Share This


More From ScienceDaily



More Plants & Animals News

Thursday, March 5, 2015

Featured Research

from universities, journals, and other organizations


Featured Videos

from AP, Reuters, AFP, and other news services

Praying Mantis Looks Long Before It Leaps

Praying Mantis Looks Long Before It Leaps

Reuters - Innovations Video Online (Mar. 5, 2015) Slowed-down footage of the leaps of praying mantises show the insect&apos;s extraordinary precision, say researchers. Video provided by Reuters
Powered by NewsLook.com
Octopus Grabs Camera and Turns It Around On Photographer

Octopus Grabs Camera and Turns It Around On Photographer

Buzz60 (Mar. 5, 2015) A photographer got the shot of a lifetime, or rather an octopus did, when it grabbed the camera and turned it around to take an amazing picture of the photographer. Jen Markham (@jenmarkham) has the story. Video provided by Buzz60
Powered by NewsLook.com
Ringling Bros. Eliminating Elephant Acts

Ringling Bros. Eliminating Elephant Acts

AP (Mar. 5, 2015) The Ringling Bros. and Barnum & Bailey Circus is ending its iconic elephant acts. The circus&apos; parent company, Feld Entertainment, told the AP exclusively that the acts will be phased out by 2018 over growing public concern about the animals. (March 5) Video provided by AP
Powered by NewsLook.com
Raw: Tourists Visit Rare Grey Whales in Mexico

Raw: Tourists Visit Rare Grey Whales in Mexico

AP (Mar. 4, 2015) Once nearly extinct, grey whales now migrate in their thousands to Mexico&apos;s Vizcaino reserve in Baja California, in search of warmer waters to mate and give birth. Tourists flock to the reserve to see the whales, measuring up to 49 feet long. (March 4) Video provided by AP
Powered by NewsLook.com

Search ScienceDaily

Number of stories in archives: 140,361

Find with keyword(s):
Enter a keyword or phrase to search ScienceDaily for related topics and research stories.

Save/Print:
Share:

Breaking News:

Strange & Offbeat Stories


Plants & Animals

Earth & Climate

Fossils & Ruins

In Other News

... from NewsDaily.com

Science News

Health News

Environment News

Technology News



Save/Print:
Share:

Free Subscriptions


Get the latest science news with ScienceDaily's free email newsletters, updated daily and weekly. Or view hourly updated newsfeeds in your RSS reader:

Get Social & Mobile


Keep up to date with the latest news from ScienceDaily via social networks and mobile apps:

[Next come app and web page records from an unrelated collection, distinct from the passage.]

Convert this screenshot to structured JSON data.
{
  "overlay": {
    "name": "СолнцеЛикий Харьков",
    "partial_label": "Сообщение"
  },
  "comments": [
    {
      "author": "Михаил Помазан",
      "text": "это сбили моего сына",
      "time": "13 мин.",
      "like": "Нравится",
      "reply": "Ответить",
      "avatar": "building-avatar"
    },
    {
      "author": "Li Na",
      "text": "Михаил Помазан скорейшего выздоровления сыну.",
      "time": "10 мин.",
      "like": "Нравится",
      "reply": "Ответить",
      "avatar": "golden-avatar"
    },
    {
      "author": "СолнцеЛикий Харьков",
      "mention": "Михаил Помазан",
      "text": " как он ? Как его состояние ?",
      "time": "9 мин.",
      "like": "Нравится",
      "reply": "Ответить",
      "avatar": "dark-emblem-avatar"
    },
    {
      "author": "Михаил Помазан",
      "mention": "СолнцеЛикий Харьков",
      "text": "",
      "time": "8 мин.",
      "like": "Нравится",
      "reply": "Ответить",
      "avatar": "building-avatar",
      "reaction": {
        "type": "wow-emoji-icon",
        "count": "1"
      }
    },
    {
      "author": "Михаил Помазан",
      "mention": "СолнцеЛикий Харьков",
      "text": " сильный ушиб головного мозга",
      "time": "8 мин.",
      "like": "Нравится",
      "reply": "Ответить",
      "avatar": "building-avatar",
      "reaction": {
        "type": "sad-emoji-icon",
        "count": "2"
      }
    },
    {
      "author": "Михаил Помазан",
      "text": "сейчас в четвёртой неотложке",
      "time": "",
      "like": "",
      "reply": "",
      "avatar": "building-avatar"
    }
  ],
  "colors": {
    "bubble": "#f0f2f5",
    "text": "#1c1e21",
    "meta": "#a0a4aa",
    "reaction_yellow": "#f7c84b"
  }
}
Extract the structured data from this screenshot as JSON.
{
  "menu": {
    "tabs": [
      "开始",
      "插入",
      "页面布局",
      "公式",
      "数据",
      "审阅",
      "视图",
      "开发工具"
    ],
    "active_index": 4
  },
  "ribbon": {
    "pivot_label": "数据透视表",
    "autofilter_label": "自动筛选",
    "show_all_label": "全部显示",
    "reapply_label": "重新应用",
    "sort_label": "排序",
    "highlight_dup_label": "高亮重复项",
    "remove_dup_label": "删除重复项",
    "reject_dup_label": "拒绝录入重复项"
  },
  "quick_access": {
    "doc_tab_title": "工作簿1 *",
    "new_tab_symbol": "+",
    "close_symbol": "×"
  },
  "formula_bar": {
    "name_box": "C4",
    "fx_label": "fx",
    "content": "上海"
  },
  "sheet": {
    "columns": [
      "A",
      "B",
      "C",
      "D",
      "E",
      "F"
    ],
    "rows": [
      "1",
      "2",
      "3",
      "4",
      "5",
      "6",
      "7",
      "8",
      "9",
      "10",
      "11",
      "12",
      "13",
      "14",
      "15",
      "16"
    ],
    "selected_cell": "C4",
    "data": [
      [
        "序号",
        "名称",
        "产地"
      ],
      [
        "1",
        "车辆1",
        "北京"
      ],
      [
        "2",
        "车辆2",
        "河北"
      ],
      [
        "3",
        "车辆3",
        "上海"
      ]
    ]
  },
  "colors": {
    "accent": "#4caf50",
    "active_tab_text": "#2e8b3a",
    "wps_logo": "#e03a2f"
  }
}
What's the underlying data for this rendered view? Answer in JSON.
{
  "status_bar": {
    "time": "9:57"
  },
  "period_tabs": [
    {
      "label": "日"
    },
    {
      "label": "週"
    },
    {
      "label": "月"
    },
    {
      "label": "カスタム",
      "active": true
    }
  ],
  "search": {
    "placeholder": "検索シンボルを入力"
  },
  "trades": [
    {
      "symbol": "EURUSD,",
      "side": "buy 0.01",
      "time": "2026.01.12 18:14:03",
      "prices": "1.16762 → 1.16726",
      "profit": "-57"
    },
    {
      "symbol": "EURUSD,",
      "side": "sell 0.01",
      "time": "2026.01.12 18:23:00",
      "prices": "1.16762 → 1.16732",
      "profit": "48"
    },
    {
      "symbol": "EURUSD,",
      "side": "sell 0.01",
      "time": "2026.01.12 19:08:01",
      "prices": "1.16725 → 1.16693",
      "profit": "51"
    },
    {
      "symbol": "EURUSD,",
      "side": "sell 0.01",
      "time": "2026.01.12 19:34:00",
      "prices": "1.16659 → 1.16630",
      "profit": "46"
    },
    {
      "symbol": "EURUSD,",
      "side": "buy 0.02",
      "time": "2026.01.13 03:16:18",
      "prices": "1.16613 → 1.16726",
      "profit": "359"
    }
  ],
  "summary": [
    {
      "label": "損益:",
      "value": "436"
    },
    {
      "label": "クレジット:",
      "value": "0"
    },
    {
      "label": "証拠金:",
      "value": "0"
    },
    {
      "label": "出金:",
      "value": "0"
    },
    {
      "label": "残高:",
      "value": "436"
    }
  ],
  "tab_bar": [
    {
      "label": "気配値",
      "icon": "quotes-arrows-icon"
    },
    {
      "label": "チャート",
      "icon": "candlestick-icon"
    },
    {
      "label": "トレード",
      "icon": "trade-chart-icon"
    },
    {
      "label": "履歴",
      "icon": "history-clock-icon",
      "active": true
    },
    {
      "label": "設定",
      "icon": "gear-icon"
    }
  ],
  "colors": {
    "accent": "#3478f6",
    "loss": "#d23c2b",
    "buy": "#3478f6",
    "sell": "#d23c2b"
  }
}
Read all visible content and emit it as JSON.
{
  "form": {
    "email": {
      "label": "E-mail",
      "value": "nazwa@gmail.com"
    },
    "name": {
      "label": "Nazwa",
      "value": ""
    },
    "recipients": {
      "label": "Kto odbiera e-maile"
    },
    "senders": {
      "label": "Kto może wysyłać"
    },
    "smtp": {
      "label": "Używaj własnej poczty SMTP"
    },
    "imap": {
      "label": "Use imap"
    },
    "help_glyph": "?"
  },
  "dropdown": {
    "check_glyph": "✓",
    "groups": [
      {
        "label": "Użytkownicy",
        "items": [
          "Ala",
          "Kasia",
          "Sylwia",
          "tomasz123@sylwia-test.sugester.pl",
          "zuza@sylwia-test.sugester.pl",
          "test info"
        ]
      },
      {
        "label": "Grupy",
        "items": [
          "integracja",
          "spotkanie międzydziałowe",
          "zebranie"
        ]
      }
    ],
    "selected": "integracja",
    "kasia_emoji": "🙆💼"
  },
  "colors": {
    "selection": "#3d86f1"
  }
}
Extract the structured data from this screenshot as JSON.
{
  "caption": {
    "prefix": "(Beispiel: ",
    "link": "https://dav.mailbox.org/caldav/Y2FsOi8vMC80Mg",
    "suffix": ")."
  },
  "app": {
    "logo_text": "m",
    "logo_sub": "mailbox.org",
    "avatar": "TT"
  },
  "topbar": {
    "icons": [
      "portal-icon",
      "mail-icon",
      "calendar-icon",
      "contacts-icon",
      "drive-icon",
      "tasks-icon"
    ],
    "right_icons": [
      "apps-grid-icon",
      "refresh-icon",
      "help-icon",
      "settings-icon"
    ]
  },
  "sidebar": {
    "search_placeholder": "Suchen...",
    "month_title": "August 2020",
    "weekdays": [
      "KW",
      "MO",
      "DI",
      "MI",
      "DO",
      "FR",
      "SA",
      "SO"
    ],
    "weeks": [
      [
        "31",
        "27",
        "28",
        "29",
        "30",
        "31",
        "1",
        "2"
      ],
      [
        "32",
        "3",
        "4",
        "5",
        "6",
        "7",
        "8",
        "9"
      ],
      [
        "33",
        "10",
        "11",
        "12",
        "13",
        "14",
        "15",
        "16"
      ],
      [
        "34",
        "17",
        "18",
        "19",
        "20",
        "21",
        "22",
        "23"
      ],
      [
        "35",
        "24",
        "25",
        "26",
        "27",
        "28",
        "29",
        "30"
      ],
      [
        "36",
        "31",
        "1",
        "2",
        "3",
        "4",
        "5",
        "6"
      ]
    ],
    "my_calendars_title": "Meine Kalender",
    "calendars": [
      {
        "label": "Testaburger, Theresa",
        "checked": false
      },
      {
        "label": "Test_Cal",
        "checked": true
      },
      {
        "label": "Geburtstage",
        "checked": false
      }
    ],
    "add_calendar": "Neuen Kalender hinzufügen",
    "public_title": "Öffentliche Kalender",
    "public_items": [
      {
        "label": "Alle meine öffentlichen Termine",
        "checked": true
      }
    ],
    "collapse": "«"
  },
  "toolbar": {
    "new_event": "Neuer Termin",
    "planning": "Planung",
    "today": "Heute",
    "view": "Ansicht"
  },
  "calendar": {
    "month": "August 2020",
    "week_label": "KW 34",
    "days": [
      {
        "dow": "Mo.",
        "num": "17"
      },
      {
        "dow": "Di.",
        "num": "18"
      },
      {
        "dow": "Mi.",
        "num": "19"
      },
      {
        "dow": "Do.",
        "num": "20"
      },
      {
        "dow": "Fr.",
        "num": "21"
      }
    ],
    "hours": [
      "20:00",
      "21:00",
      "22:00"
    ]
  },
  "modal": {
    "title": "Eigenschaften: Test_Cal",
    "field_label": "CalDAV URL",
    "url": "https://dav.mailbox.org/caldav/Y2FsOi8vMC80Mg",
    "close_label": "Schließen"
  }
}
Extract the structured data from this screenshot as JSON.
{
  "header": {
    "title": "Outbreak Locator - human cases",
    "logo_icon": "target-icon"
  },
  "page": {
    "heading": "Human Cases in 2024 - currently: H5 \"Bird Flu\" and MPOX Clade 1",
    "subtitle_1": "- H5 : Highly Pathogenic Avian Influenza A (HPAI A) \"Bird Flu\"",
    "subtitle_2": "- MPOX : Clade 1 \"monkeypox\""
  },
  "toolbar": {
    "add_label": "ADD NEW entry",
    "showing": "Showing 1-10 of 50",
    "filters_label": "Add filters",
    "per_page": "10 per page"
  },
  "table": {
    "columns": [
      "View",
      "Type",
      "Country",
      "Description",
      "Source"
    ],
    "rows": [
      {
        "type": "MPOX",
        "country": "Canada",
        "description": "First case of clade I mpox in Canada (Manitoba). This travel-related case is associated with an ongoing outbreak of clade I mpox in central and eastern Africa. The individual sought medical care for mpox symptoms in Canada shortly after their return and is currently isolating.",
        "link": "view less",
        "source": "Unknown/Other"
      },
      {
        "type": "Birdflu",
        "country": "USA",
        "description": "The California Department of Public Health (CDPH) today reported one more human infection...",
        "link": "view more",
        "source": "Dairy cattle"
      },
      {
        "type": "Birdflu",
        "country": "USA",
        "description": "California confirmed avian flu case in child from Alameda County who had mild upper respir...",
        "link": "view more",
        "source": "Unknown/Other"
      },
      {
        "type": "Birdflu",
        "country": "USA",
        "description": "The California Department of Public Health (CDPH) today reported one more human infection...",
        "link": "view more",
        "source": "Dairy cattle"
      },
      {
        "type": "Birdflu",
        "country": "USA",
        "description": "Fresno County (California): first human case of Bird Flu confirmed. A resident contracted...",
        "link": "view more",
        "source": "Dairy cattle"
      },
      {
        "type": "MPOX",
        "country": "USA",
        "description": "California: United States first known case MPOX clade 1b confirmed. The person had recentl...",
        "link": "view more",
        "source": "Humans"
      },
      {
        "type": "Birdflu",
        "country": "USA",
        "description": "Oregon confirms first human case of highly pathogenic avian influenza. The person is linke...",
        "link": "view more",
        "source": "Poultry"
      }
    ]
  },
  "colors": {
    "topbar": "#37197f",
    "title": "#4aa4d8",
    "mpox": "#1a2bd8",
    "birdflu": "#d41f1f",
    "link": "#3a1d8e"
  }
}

Have Feedback?


Tell us what you think of ScienceDaily -- we welcome both positive and negative comments. Have any problems using the site? Questions?
Mobile: iPhone Android Web
Follow: Facebook Twitter Google+
Subscribe: RSS Feeds Email Newsletters
Latest Headlines Health & Medicine Mind & Brain Space & Time Matter & Energy Computers & Math Plants & Animals Earth & Climate Fossils & Ruins